THE TASK:
Take every line from the entries below that includes the word "date" and copy it.
+++ INPUT RECORDS +++
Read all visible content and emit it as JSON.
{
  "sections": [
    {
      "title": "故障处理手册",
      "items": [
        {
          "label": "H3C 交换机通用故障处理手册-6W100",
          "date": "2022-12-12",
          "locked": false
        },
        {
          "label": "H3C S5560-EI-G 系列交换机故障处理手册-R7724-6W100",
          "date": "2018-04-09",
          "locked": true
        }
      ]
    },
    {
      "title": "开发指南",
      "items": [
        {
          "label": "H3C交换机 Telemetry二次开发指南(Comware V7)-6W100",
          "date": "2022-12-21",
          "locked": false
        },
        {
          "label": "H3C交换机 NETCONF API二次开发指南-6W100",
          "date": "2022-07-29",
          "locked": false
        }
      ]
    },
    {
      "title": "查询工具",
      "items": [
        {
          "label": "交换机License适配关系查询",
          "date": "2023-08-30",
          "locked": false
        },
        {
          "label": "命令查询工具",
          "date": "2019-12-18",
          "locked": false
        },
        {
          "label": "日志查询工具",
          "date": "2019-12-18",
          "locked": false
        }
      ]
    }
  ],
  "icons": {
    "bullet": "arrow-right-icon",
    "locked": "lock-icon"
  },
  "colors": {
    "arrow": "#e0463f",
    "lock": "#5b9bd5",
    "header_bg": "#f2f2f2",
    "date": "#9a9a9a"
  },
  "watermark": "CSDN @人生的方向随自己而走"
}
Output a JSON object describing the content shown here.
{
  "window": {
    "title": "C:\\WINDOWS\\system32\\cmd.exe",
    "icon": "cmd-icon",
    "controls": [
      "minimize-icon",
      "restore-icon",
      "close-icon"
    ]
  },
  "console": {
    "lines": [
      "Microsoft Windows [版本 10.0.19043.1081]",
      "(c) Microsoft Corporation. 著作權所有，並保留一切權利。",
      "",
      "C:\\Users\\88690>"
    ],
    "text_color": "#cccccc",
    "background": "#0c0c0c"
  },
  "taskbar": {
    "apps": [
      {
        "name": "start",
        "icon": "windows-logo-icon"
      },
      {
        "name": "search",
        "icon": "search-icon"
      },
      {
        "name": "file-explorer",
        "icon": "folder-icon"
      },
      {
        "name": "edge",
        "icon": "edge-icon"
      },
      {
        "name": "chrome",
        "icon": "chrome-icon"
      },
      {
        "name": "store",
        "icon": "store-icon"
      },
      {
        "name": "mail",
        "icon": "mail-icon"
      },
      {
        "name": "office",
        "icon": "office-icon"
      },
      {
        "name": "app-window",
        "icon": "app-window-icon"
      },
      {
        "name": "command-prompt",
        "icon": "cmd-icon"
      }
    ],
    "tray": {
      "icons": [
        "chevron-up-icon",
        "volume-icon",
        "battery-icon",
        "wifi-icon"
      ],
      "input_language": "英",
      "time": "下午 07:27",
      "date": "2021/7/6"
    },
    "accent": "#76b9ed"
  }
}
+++
EXERCISE SOLUTION:
          "date": "2022-12-12",
          "date": "2018-04-09",
          "date": "2022-12-21",
          "date": "2022-07-29",
          "date": "2023-08-30",
          "date": "2019-12-18",
          "date": "2019-12-18",
    "date": "#9a9a9a"
      "date": "2021/7/6"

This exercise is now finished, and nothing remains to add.